As I write, I’m listening to a recording of Bach’s Brandenburg Concerto No.5 in D major (BWV 1050). Though it’s about the most perfect piece of music as I’m likely to hear, the problem is I can’t put into words exactly why that is. I can use jargon like counterpoint and polyphonic, talk about how invigorating it is to hear what seem to be three different melodies playing side by side only for them to drop away leaving only a harpsichord, to hear so many different ideas being expressed, and how just half way through the allegro my ears are still constantly being surprised. That if this was the last composition left on earth it would probably be enough for everyone.
I’ve always joked on this blog about how I can’t write about music, and I think that opening paragraph proves it. I’m passionate about music, as I suppose we all are to varying degrees but unlike film I can’t put that passion into words. I can’t tell you with any great confidence why something is really good or especially bad except in the most basic of terms. I could quite happily explain at length why I think that Ocean’s Twelve is a highly underrated film but I’m not sure I could convince you of the brilliance of Dido.
Except that I have a sneaky suspicion that actually I can and reassuring myself is what Mystery Music March is going to be about. It’s to put myself in a spot, and challenge myself to churn out thirty odd pieces of writing about music, with a little help from some friends . I’m committing to this on the back of last year’s popular Forgotten Films February which was great fun to do and I'm still getting comments about.
Like that escapade, hopefully the mystery will still be that I’ll be introducing you music you’ve not heard before, and not just that you won’t know what I’m writing about next. Like forgotten films its sure to be a very personal endeavour and by the end of the month you’ll probably be all too aware of how shockingly mainstream my musical taste is in places, although I’ll be very surprised if you’ve heard of everything before, at least in the form I’ll be writing about.
I do envy though people who can translate what their ears hear into words. But I’m also conscious of the fact that most of the reviews I read tend to spend much of the wordage explaining the biography of the artist and influences rather than the work itself; perhaps beyond a star rating there isn’t much more that can be said until the person has actually heard the music for themselves and made their own judgement.
Pop and classical music reviewing do seem to be two different disciplines though. The former is usually a wholly original piece of work, so the writer has to talk about the quality of the lyrics or the sound and if relevant how it fits within the artists career or genre. Much of classical music is a recording of an existing work, and the reviewer is noting the quality of the playing, the choices of the conductor, the interpretation. Listening to Building a Library on Radio 3, in which an expert selects the best recording of a piece demonstrates that this is all a matter of opinion.

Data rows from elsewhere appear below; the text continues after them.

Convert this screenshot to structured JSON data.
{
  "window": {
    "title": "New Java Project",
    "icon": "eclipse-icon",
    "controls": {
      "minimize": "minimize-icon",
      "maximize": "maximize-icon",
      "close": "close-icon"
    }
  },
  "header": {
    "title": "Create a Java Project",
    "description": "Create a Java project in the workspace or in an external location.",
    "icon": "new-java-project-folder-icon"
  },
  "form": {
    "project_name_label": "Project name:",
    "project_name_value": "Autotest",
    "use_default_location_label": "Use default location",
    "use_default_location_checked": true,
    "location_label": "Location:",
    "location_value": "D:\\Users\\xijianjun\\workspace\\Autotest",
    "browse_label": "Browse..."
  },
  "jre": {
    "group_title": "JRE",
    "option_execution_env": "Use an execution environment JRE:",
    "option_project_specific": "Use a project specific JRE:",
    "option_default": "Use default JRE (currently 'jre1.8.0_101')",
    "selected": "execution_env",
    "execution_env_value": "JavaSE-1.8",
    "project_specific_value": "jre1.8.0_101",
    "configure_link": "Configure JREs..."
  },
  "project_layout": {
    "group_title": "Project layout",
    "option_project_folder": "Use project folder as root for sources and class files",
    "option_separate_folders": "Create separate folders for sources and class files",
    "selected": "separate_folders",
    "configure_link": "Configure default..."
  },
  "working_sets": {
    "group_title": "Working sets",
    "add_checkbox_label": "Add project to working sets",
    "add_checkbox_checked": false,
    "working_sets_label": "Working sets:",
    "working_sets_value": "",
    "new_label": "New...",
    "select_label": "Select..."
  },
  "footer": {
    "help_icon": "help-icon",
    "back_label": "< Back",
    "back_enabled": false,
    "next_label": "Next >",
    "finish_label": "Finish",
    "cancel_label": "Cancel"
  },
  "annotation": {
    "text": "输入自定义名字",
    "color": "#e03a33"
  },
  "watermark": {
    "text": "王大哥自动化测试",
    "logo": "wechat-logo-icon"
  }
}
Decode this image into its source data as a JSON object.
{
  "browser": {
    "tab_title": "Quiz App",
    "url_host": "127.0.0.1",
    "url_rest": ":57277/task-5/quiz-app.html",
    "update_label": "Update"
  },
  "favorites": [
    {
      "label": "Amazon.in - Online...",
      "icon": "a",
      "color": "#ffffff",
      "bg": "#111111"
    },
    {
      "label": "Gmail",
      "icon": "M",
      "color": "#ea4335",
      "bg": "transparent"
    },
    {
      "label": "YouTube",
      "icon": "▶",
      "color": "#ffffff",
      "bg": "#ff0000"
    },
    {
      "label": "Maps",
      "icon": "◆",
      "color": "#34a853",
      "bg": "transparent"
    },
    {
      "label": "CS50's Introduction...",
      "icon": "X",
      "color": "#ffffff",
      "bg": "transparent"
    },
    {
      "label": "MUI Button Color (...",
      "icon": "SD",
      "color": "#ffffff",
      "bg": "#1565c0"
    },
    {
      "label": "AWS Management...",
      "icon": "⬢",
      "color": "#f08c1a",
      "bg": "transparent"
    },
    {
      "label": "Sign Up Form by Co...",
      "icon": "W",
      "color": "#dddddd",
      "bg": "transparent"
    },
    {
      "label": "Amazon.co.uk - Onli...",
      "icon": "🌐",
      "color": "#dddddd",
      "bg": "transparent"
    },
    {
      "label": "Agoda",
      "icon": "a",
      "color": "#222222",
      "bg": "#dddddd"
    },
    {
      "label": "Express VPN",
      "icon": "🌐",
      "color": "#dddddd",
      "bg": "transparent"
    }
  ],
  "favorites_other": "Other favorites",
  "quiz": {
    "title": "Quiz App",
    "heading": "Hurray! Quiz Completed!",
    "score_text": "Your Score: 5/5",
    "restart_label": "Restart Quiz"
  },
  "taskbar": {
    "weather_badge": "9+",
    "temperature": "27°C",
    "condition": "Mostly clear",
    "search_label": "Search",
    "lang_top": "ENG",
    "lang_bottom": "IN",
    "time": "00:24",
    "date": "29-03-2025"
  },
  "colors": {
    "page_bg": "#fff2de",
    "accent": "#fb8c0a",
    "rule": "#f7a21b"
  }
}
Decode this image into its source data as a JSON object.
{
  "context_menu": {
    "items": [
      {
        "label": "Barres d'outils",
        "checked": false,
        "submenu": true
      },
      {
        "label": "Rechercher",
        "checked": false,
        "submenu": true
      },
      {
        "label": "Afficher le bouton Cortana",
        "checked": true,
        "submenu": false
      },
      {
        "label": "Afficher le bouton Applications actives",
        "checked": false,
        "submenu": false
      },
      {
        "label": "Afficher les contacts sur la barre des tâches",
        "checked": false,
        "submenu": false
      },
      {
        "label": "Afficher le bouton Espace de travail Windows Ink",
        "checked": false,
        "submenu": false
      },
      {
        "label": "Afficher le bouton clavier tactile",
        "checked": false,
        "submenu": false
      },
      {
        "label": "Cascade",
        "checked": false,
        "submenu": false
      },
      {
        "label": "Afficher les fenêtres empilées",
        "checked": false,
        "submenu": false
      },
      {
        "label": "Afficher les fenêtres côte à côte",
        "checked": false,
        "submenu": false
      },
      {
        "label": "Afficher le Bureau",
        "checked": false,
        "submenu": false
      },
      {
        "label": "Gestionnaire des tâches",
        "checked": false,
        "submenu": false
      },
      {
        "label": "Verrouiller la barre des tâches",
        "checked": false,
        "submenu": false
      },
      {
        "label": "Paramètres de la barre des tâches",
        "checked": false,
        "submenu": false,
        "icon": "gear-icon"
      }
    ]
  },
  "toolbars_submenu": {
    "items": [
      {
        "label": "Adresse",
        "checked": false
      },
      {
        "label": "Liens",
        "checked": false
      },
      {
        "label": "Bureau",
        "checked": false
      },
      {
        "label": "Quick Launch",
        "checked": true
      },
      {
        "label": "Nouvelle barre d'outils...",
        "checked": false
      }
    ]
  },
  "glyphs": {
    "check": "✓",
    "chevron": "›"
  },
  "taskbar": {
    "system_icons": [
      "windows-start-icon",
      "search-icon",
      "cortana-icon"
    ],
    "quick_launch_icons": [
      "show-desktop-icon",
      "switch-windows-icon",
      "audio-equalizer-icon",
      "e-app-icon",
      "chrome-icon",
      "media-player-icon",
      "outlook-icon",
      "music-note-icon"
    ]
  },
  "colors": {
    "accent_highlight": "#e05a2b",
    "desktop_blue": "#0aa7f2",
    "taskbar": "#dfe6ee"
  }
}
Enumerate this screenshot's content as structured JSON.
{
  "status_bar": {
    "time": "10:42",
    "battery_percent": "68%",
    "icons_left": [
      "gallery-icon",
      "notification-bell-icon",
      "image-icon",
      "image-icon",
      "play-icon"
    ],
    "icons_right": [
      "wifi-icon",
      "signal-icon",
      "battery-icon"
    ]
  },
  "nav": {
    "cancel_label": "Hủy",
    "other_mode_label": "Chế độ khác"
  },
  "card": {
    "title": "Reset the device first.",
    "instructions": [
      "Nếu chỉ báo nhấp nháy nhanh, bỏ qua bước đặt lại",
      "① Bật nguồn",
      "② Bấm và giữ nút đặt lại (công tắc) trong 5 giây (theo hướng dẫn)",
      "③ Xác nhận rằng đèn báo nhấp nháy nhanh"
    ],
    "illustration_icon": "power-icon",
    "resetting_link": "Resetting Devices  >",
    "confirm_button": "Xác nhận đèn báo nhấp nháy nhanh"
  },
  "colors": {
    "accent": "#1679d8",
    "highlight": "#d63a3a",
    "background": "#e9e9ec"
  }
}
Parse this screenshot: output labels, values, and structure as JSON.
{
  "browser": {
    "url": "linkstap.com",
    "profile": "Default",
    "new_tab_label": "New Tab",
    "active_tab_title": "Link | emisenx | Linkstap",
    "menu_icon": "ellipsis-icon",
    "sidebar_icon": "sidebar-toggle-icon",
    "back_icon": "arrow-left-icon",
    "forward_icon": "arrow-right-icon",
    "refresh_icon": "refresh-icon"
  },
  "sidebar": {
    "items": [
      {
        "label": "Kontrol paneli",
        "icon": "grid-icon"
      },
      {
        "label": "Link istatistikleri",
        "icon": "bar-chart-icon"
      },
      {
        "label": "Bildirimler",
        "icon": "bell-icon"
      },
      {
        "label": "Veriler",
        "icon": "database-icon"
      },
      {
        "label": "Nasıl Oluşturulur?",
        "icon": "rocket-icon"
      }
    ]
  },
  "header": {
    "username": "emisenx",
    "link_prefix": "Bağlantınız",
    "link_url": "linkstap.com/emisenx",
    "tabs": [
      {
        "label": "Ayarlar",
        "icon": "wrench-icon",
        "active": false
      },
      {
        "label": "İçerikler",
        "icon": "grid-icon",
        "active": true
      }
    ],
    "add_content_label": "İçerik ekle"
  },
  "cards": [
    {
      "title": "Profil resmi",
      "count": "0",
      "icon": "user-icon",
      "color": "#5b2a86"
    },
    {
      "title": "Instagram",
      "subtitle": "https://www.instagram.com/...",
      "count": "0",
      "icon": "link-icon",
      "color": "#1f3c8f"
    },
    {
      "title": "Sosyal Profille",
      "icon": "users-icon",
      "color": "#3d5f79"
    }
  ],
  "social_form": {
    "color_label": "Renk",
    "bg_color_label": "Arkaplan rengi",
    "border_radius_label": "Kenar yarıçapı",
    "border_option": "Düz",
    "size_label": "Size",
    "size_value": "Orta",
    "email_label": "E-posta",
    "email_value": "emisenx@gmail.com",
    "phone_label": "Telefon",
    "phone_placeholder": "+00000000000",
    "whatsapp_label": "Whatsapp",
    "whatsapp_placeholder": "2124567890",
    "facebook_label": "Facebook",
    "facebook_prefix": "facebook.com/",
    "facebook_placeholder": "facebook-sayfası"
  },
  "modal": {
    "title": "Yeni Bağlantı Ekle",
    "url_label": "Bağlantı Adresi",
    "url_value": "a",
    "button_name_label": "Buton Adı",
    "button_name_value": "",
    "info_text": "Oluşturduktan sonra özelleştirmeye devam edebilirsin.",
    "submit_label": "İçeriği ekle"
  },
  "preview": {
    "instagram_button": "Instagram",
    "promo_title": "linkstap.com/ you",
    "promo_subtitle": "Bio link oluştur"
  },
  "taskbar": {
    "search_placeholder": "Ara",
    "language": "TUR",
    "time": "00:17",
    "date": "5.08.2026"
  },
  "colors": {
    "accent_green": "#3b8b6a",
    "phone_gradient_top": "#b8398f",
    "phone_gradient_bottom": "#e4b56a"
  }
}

Which is all I can do over the next month, offer opinions. Clearly I’m selecting the music and it’s going to be something I’m recommending (with one notable exception) so none of them are probably going to be too negative and I want you to disagree with me, constructively at least. I would also appreciate ideas; if you’d like to write about something yourself, contributions are welcome. But if there’s a track, artist or album you’d like me to write about, especially if you don’t think I’ve heard it before, I’d love that too. If this is going to be a proper challenge, I do need to be, well, challenged.